EXERCISE BRIEF: Return all records exactly. Nothing may be added.

DATA FOR THIS TASK:

○ ○ ○ ○ ○

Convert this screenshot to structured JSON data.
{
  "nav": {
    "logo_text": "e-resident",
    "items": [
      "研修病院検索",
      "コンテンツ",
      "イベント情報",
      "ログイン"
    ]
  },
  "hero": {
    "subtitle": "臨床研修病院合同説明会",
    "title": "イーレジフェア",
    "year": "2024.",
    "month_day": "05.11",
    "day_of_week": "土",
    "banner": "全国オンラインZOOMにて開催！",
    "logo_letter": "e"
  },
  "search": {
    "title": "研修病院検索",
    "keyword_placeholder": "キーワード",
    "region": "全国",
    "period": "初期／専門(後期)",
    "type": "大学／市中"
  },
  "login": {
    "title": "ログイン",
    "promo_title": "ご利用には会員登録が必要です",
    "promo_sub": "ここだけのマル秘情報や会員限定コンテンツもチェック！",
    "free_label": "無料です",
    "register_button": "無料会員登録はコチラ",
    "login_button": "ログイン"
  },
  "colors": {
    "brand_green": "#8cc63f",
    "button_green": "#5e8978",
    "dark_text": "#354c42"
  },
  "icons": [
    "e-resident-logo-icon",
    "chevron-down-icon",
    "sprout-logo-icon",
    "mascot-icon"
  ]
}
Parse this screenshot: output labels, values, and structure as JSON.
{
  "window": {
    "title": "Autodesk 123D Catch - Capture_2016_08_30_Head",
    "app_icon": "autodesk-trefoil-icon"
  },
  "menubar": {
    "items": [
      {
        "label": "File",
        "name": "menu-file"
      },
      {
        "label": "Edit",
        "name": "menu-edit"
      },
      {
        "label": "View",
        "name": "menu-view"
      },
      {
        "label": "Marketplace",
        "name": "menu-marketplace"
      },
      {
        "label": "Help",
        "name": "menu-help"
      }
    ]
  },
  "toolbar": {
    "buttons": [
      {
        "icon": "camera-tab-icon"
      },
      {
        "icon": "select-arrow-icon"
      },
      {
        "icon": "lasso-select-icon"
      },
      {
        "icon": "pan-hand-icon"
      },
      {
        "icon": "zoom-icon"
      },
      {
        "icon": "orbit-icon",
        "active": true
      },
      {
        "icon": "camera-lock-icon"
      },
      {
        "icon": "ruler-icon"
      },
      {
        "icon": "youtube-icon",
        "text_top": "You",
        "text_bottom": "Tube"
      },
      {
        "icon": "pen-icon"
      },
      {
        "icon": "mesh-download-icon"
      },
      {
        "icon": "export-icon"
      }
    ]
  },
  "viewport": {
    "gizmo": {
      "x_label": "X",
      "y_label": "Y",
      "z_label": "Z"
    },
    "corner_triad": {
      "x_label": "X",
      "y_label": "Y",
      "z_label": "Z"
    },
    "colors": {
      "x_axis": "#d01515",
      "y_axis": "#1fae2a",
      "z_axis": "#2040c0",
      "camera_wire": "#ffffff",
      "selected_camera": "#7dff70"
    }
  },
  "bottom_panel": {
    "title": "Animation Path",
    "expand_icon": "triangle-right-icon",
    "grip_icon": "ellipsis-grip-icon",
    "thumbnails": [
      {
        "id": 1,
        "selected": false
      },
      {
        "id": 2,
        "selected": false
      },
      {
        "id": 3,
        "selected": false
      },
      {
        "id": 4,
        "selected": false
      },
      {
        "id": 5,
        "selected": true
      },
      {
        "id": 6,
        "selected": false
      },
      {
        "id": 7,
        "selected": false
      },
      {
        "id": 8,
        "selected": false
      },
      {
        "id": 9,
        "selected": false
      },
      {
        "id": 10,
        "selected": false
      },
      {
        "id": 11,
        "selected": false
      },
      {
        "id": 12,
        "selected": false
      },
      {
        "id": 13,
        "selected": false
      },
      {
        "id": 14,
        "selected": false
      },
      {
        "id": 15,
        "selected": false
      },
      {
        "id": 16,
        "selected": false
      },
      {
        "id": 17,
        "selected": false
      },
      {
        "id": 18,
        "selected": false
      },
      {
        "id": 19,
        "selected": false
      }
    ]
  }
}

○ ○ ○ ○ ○

RESULT BELOW:
Convert this screenshot to structured JSON data.
{
  "nav": {
    "logo_text": "e-resident",
    "items": [
      "研修病院検索",
      "コンテンツ",
      "イベント情報",
      "ログイン"
    ]
  },
  "hero": {
    "subtitle": "臨床研修病院合同説明会",
    "title": "イーレジフェア",
    "year": "2024.",
    "month_day": "05.11",
    "day_of_week": "土",
    "banner": "全国オンラインZOOMにて開催！",
    "logo_letter": "e"
  },
  "search": {
    "title": "研修病院検索",
    "keyword_placeholder": "キーワード",
    "region": "全国",
    "period": "初期／専門(後期)",
    "type": "大学／市中"
  },
  "login": {
    "title": "ログイン",
    "promo_title": "ご利用には会員登録が必要です",
    "promo_sub": "ここだけのマル秘情報や会員限定コンテンツもチェック！",
    "free_label": "無料です",
    "register_button": "無料会員登録はコチラ",
    "login_button": "ログイン"
  },
  "colors": {
    "brand_green": "#8cc63f",
    "button_green": "#5e8978",
    "dark_text": "#354c42"
  },
  "icons": [
    "e-resident-logo-icon",
    "chevron-down-icon",
    "sprout-logo-icon",
    "mascot-icon"
  ]
}
Parse this screenshot: output labels, values, and structure as JSON.
{
  "window": {
    "title": "Autodesk 123D Catch - Capture_2016_08_30_Head",
    "app_icon": "autodesk-trefoil-icon"
  },
  "menubar": {
    "items": [
      {
        "label": "File",
        "name": "menu-file"
      },
      {
        "label": "Edit",
        "name": "menu-edit"
      },
      {
        "label": "View",
        "name": "menu-view"
      },
      {
        "label": "Marketplace",
        "name": "menu-marketplace"
      },
      {
        "label": "Help",
        "name": "menu-help"
      }
    ]
  },
  "toolbar": {
    "buttons": [
      {
        "icon": "camera-tab-icon"
      },
      {
        "icon": "select-arrow-icon"
      },
      {
        "icon": "lasso-select-icon"
      },
      {
        "icon": "pan-hand-icon"
      },
      {
        "icon": "zoom-icon"
      },
      {
        "icon": "orbit-icon",
        "active": true
      },
      {
        "icon": "camera-lock-icon"
      },
      {
        "icon": "ruler-icon"
      },
      {
        "icon": "youtube-icon",
        "text_top": "You",
        "text_bottom": "Tube"
      },
      {
        "icon": "pen-icon"
      },
      {
        "icon": "mesh-download-icon"
      },
      {
        "icon": "export-icon"
      }
    ]
  },
  "viewport": {
    "gizmo": {
      "x_label": "X",
      "y_label": "Y",
      "z_label": "Z"
    },
    "corner_triad": {
      "x_label": "X",
      "y_label": "Y",
      "z_label": "Z"
    },
    "colors": {
      "x_axis": "#d01515",
      "y_axis": "#1fae2a",
      "z_axis": "#2040c0",
      "camera_wire": "#ffffff",
      "selected_camera": "#7dff70"
    }
  },
  "bottom_panel": {
    "title": "Animation Path",
    "expand_icon": "triangle-right-icon",
    "grip_icon": "ellipsis-grip-icon",
    "thumbnails": [
      {
        "id": 1,
        "selected": false
      },
      {
        "id": 2,
        "selected": false
      },
      {
        "id": 3,
        "selected": false
      },
      {
        "id": 4,
        "selected": false
      },
      {
        "id": 5,
        "selected": true
      },
      {
        "id": 6,
        "selected": false
      },
      {
        "id": 7,
        "selected": false
      },
      {
        "id": 8,
        "selected": false
      },
      {
        "id": 9,
        "selected": false
      },
      {
        "id": 10,
        "selected": false
      },
      {
        "id": 11,
        "selected": false
      },
      {
        "id": 12,
        "selected": false
      },
      {
        "id": 13,
        "selected": false
      },
      {
        "id": 14,
        "selected": false
      },
      {
        "id": 15,
        "selected": false
      },
      {
        "id": 16,
        "selected": false
      },
      {
        "id": 17,
        "selected": false
      },
      {
        "id": 18,
        "selected": false
      },
      {
        "id": 19,
        "selected": false
      }
    ]
  }
}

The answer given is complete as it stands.